Both were extremely tasty, but I preferred the pickles. The doughnut-tender coating on the cookie dough was exquisite, but the filling was too molten hot for me. The tray in which it was served couldn’t be carried about long enough at the fair to let this dessert cool for long.
The domestic competitions in cooking, quilting, and the like are a vital part of the fair. This year’s entries included a whimsical dog quilt:
Along with hundreds of jellies and pickles:
And this intriguing layer cake:
I’m not sure if political booths are a conventional part of county fairs, but they are present every year at our fair:
The difference in those two pictures reflects the reality of politics in Allen County. Republicans definitely have the majority here. Many people here vote a straight Republican ticket with little reflection and no irony, kind of like the guy who wore a Johnny Bench jersey to the fair. When I think of Johnny Bench, the first and only thing that comes to mind is that 70’s commercial he did for Preparation H that featured him sliding into home base with his rear dragging the ground.
Back to the topic of our evening at the fair . . . five hours slipped away before I stopped long enough to wonder what time it was. By eleven o’clock, the lines for carnival rides had grown thin, and the food trucks were shutting down for the night. As we walked back to our car in the dark, I suggested that we visit another county fair or two before fair season ends in late September. I hope we will discover that a fair is just as delightful when it’s wedged into the school year.
Today we ventured to the Columbus Zoo. Every time I visit a zoo, I noticed that pregnant women are very well represented. What is it about zoos that attract expectant mothers? When I myself was pregnant sixteen years ago, I visited the Tacoma Zoo several times. There’s nothing quite like pregnancy to make one fall to earth and see that we very much belong to the natural world, no matter what lofty heights our minds may reach.
The crowd was very dense today. I felt lucky that I was able to linger long enough to steady my camera in front of some of the animals. I reside in a fairly small town, and I don’t know how folks from large cities grow accustomed to heavy crowds and thick traffic.
My daughter and I were hoping to see the supremely puffy Pallas cats frolicking about, but they were resting both times we visited their area today:

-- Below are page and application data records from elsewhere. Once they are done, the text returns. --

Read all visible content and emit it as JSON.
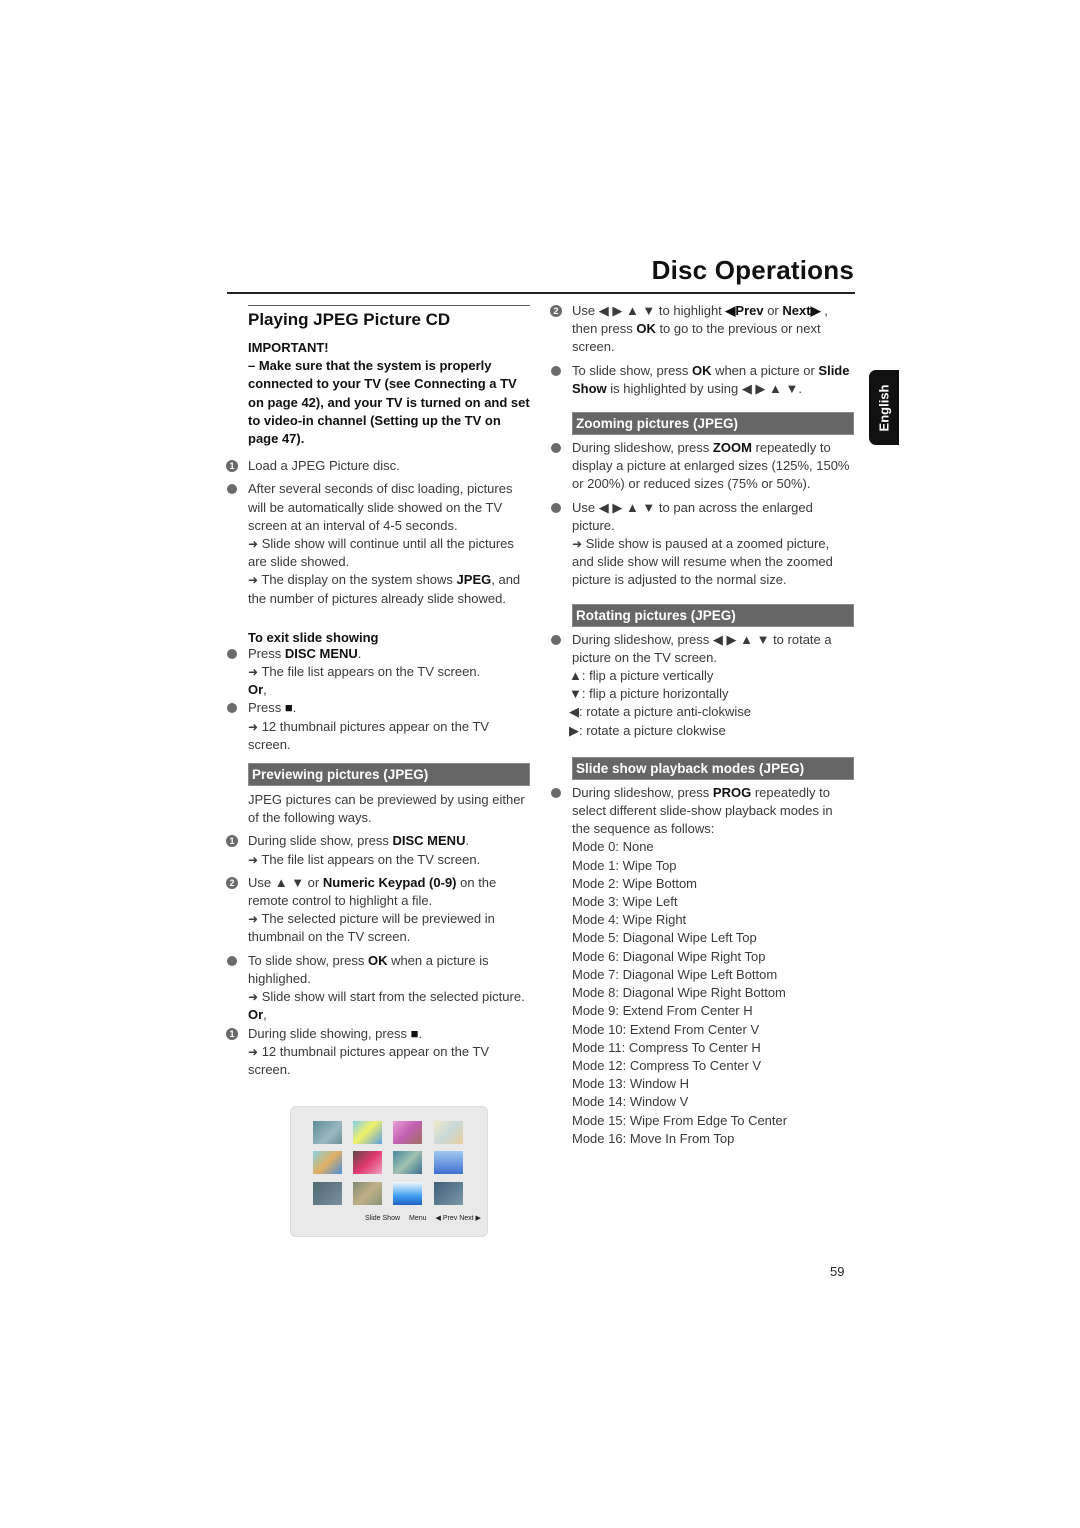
{
  "header": {
    "title": "Disc Operations"
  },
  "language_tab": "English",
  "page_number": "59",
  "left": {
    "section_title": "Playing JPEG Picture CD",
    "important_label": "IMPORTANT!",
    "important_text": "–  Make sure that the system is properly connected to your TV (see Connecting a TV on page 42), and your TV is turned on and set to video-in channel (Setting up the TV on page 47).",
    "step1": "Load a JPEG Picture disc.",
    "auto_para": "After several seconds of disc loading, pictures will be automatically slide showed on the TV screen at an interval of 4-5 seconds.",
    "auto_note1": "Slide show will continue until all the pictures are slide showed.",
    "auto_note2_pre": "The display on the system shows ",
    "auto_note2_bold": "JPEG",
    "auto_note2_post": ", and the number of pictures already slide showed.",
    "exit_title": "To exit slide showing",
    "exit_press": "Press ",
    "exit_disc_menu": "DISC MENU",
    "exit_note1": "The file list appears on the TV screen.",
    "or_label": "Or",
    "exit_press2": "Press ",
    "stop_symbol": "■",
    "exit_note2": "12 thumbnail pictures appear on the TV screen.",
    "preview_bar": "Previewing pictures (JPEG)",
    "preview_intro": "JPEG pictures can be previewed by using either of the following ways.",
    "pv1_pre": "During slide show, press ",
    "pv1_bold": "DISC MENU",
    "pv1_note": "The file list appears on the TV screen.",
    "pv2_pre": "Use ▲ ▼  or ",
    "pv2_bold": "Numeric Keypad (0-9)",
    "pv2_post": " on the remote control to highlight a file.",
    "pv2_note": "The selected picture will be previewed in thumbnail on the TV screen.",
    "pv3_pre": "To slide show, press ",
    "pv3_bold": "OK",
    "pv3_post": " when a picture is highlighed.",
    "pv3_note": "Slide show will start from the selected picture.",
    "pv4_pre": "During slide showing, press ",
    "pv4_note": "12 thumbnail pictures appear on the TV screen.",
    "thumb_labels": {
      "slide_show": "Slide Show",
      "menu": "Menu",
      "prev_next": "◀ Prev Next ▶"
    }
  },
  "right": {
    "r1_pre": "Use ◀ ▶ ▲ ▼  to highlight ",
    "r1_prev": "◀Prev",
    "r1_or": " or ",
    "r1_next": "Next▶",
    "r1_mid": " , then press ",
    "r1_ok": "OK",
    "r1_post": " to go to the previous or next screen.",
    "r2_pre": "To slide show, press ",
    "r2_ok": "OK",
    "r2_mid": " when a picture or ",
    "r2_bold": "Slide Show",
    "r2_post": " is highlighted by using ◀ ▶ ▲ ▼.",
    "zoom_bar": "Zooming pictures (JPEG)",
    "z1_pre": "During slideshow, press ",
    "z1_bold": "ZOOM",
    "z1_post": " repeatedly to display a picture at enlarged sizes (125%, 150% or 200%) or reduced sizes (75% or 50%).",
    "z2": "Use ◀ ▶ ▲ ▼  to pan across the enlarged picture.",
    "z2_note": "Slide show is paused at a zoomed picture, and slide show will resume when the zoomed picture is adjusted to the normal size.",
    "rotate_bar": "Rotating pictures (JPEG)",
    "rot_intro": "During slideshow, press ◀ ▶ ▲ ▼  to rotate a picture on the TV screen.",
    "rot_lines": [
      "▲: flip a picture vertically",
      "▼: flip a picture  horizontally",
      "◀: rotate a picture anti-clokwise",
      "▶: rotate a picture clokwise"
    ],
    "modes_bar": "Slide show playback modes (JPEG)",
    "modes_pre": "During slideshow, press ",
    "modes_bold": "PROG",
    "modes_post": " repeatedly to select different slide-show playback modes in the sequence as follows:",
    "modes": [
      "Mode 0: None",
      "Mode 1: Wipe Top",
      "Mode 2: Wipe Bottom",
      "Mode 3: Wipe Left",
      "Mode 4: Wipe Right",
      "Mode 5: Diagonal Wipe Left Top",
      "Mode 6: Diagonal Wipe Right Top",
      "Mode 7: Diagonal Wipe Left Bottom",
      "Mode 8: Diagonal Wipe Right Bottom",
      "Mode 9: Extend From Center H",
      "Mode 10: Extend From Center V",
      "Mode 11: Compress To Center H",
      "Mode 12: Compress To Center V",
      "Mode 13: Window H",
      "Mode 14: Window V",
      "Mode 15: Wipe From Edge To Center",
      "Mode 16: Move In From Top"
    ]
  },
  "icons": {
    "arrow": "➜",
    "step1": "1",
    "step2": "2"
  }
}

This tiger was likewise occupied:
The avian population looked as splendid as ever:
We managed to secure a good standing place for the Cheetah Run, where we learned that cheetahs can accelerate to top speed in as little as three seconds. The cheetahs at this zoo also have a Labrador companion who tries his best to sprint like his feline friends:

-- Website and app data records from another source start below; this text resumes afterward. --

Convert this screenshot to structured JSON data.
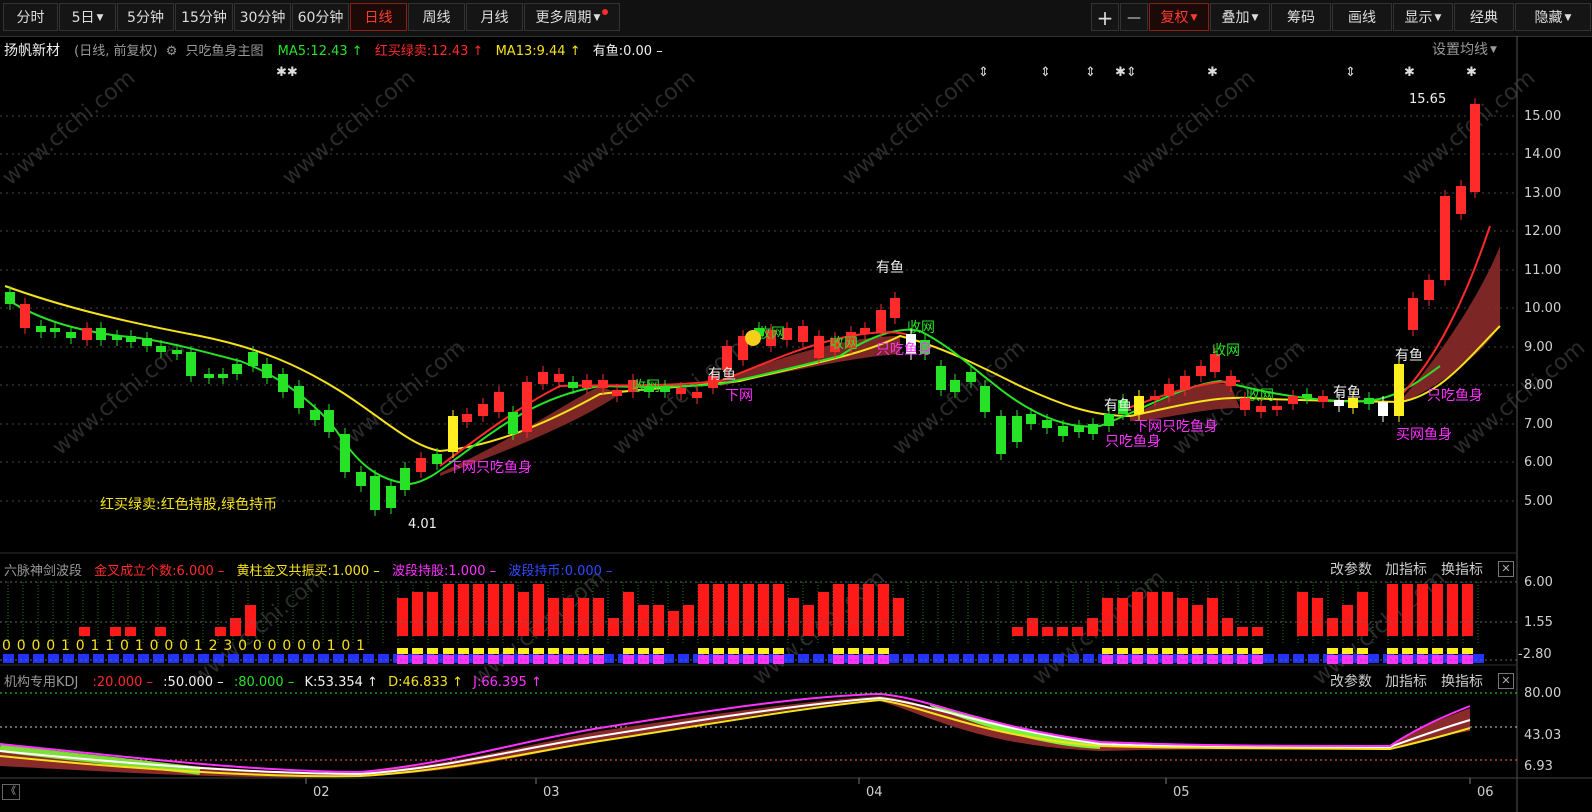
{
  "toolbar": {
    "left_tabs": [
      {
        "label": "分时",
        "active": false
      },
      {
        "label": "5日",
        "active": false,
        "dropdown": true
      },
      {
        "label": "5分钟",
        "active": false
      },
      {
        "label": "15分钟",
        "active": false
      },
      {
        "label": "30分钟",
        "active": false
      },
      {
        "label": "60分钟",
        "active": false
      },
      {
        "label": "日线",
        "active": true
      },
      {
        "label": "周线",
        "active": false
      },
      {
        "label": "月线",
        "active": false
      },
      {
        "label": "更多周期",
        "active": false,
        "dropdown": true
      }
    ],
    "zoom_in": "+",
    "zoom_out": "—",
    "right_tabs": [
      {
        "label": "复权",
        "active": true,
        "dropdown": true
      },
      {
        "label": "叠加",
        "dropdown": true
      },
      {
        "label": "筹码"
      },
      {
        "label": "画线"
      },
      {
        "label": "显示",
        "dropdown": true
      },
      {
        "label": "经典"
      },
      {
        "label": "隐藏",
        "dropdown": true
      }
    ]
  },
  "main": {
    "stock_name": "扬帆新材",
    "period": "(日线, 前复权)",
    "indicator_name": "只吃鱼身主图",
    "ma5": "MA5:12.43",
    "hongmai": "红买绿卖:12.43",
    "ma13": "MA13:9.44",
    "youyu": "有鱼:0.00",
    "set_ma": "设置均线",
    "legend_text": "红买绿卖:红色持股,绿色持币",
    "low_label": "4.01",
    "high_label": "15.65",
    "y_ticks": [
      "15.00",
      "14.00",
      "13.00",
      "12.00",
      "11.00",
      "10.00",
      "9.00",
      "8.00",
      "7.00",
      "6.00",
      "5.00"
    ],
    "annotations": {
      "youyu": "有鱼",
      "shouwang": "收网",
      "xiawang": "下网",
      "xiawang_zcys": "下网只吃鱼身",
      "zcys": "只吃鱼身",
      "zcys2": "只吃鱼身",
      "maiwang": "买网鱼身"
    }
  },
  "panel2": {
    "title": "六脉神剑波段",
    "jincha": "金叉成立个数:6.000",
    "huangzhu": "黄柱金叉共振买:1.000",
    "boduan_gu": "波段持股:1.000",
    "boduan_bi": "波段持币:0.000",
    "y_ticks": [
      "6.00",
      "1.55",
      "-2.80"
    ],
    "digits": "0 0 0 0 1 0 1 1 0 1 0 0 0 1 2 3 0 0 0 0 0 0 1 0 1"
  },
  "panel3": {
    "title": "机构专用KDJ",
    "l20": ":20.000",
    "l50": ":50.000",
    "l80": ":80.000",
    "k": "K:53.354",
    "d": "D:46.833",
    "j": "J:66.395",
    "y_ticks": [
      "80.00",
      "43.03",
      "6.93"
    ]
  },
  "panel_buttons": {
    "params": "改参数",
    "add": "加指标",
    "swap": "换指标",
    "close": "✕"
  },
  "x_axis": {
    "labels": [
      "02",
      "03",
      "04",
      "05",
      "06"
    ],
    "scroll_left": "《"
  },
  "watermark": "www.cfchi.com",
  "colors": {
    "up": "#ff2a2a",
    "down": "#27e327",
    "ma5": "#27e327",
    "ma13": "#f5e21a",
    "band": "#8b2a2a"
  }
}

After I’d returned home and reviewed all the pictures I’d taken, I realized that I didn’t capture any good pictures of family members who joined me on this trip. In this one, a concrete feline looks like he’s planning to eat my dad’s arm:

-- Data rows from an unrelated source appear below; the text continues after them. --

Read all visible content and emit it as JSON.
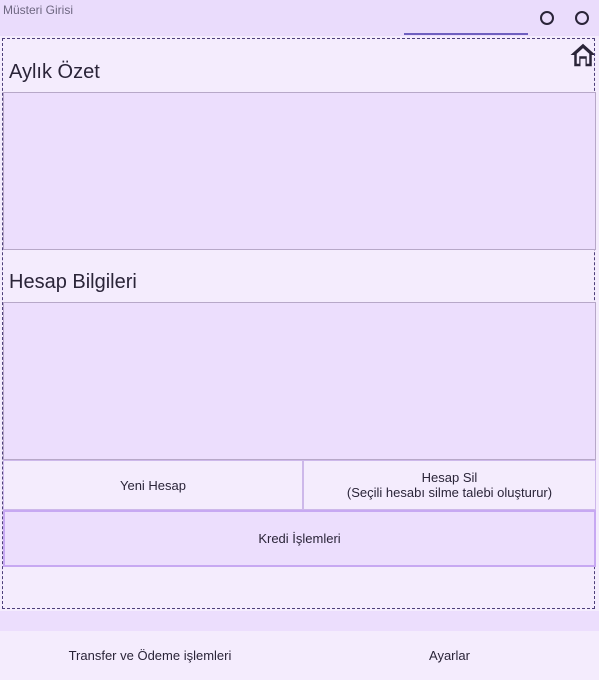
{
  "window": {
    "title": "Müsteri Girisi"
  },
  "header": {
    "buttons": [
      "circle-button-1",
      "circle-button-2"
    ]
  },
  "sections": {
    "monthly_summary": {
      "title": "Aylık Özet"
    },
    "account_info": {
      "title": "Hesap Bilgileri"
    }
  },
  "actions": {
    "new_account": "Yeni Hesap",
    "delete_account": "Hesap Sil",
    "delete_account_hint": "(Seçili hesabı silme talebi oluşturur)",
    "credit_operations": "Kredi İşlemleri"
  },
  "bottom_nav": {
    "transfer_payments": "Transfer ve Ödeme işlemleri",
    "settings": "Ayarlar"
  },
  "icons": {
    "home": "home-icon"
  },
  "colors": {
    "background": "#f4ecfd",
    "panel": "#ecdefd",
    "accent": "#6f5fbf",
    "text": "#2a2438"
  }
}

I capped a busy Monday with a quick walk through my neighborhood wetlands. These shots were taken within an hour of sunset, and the long light reigned as I walked past thousands of tall thistle that have begun their subtle blooming.
Heavy morning rain yielded to high humidity and gusting wind in the early afternoon. I didn’t see reliable sunshine until well into the evening. At this point, the star of this show is definitely my pink hibiscus. It will open its hundreds of blooms over the next month, and I will photograph many of them, hoping to see them anew each time.
The neighborhood wetlands are thriving in the wake of recent heavy rain. Gray-headed coneflower and its drooping petals are dominating that landscape. There were thousands of them in bloom as I walked through the wetlands this morning:
I also spotted chicory, which blooms in abundance around here, both in drought and heavy rain:
Every year when I first see chicory, I remember the summer of 1988, when so little rain fell that I worried it might be the only plant to survive. That was the summer my dad began working as a church groundskeeper, but the drought gave him no reprieve from mowing. The chicory was so abundant it could be mowed.
So far the summer has established a pattern of cloudy weekdays with sunny weekend mornings. I could use more sunshine during the week, but I hope the Saturday and Sunday light persists.
Purple milkweed (Asclepias syriaca) is easy to find here in Ohio in June and early July. Its lavender flower clusters can be found in ditches and home gardens alike. Orange milkweed, also known as butterfly weed or Asclepias tuberosa, is more elusive. If I spot in a prairie, it is far from the margins. I have yet to see it as a specimen plant in a public garden.
Today I spotted two large orange milkweed plants at a local wildflower prairie. My view was obstructed partially by bee balm and other wildflowers that aren’t so photo shy.